### [Entries shown]
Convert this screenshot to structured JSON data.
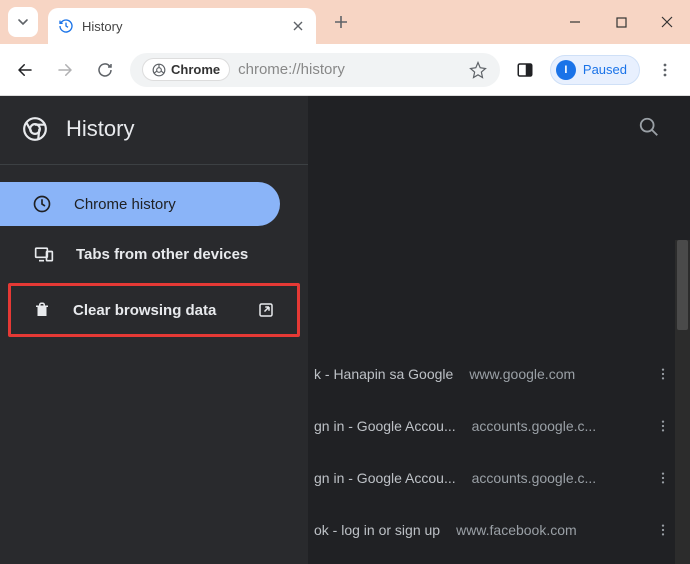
{
  "tab": {
    "title": "History"
  },
  "omnibox": {
    "chip": "Chrome",
    "url": "chrome://history"
  },
  "profile": {
    "initial": "I",
    "label": "Paused"
  },
  "sidebar": {
    "title": "History",
    "items": [
      {
        "label": "Chrome history"
      },
      {
        "label": "Tabs from other devices"
      },
      {
        "label": "Clear browsing data"
      }
    ]
  },
  "history_rows": [
    {
      "title": "k - Hanapin sa Google",
      "domain": "www.google.com"
    },
    {
      "title": "gn in - Google Accou...",
      "domain": "accounts.google.c..."
    },
    {
      "title": "gn in - Google Accou...",
      "domain": "accounts.google.c..."
    },
    {
      "title": "ok - log in or sign up",
      "domain": "www.facebook.com"
    }
  ]
}
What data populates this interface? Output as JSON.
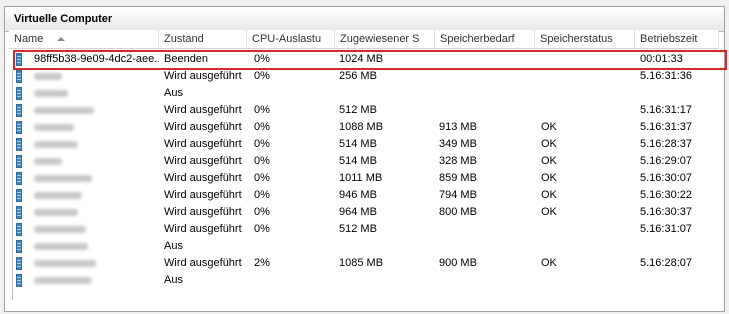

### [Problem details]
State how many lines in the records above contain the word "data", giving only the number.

### [Task solution]
3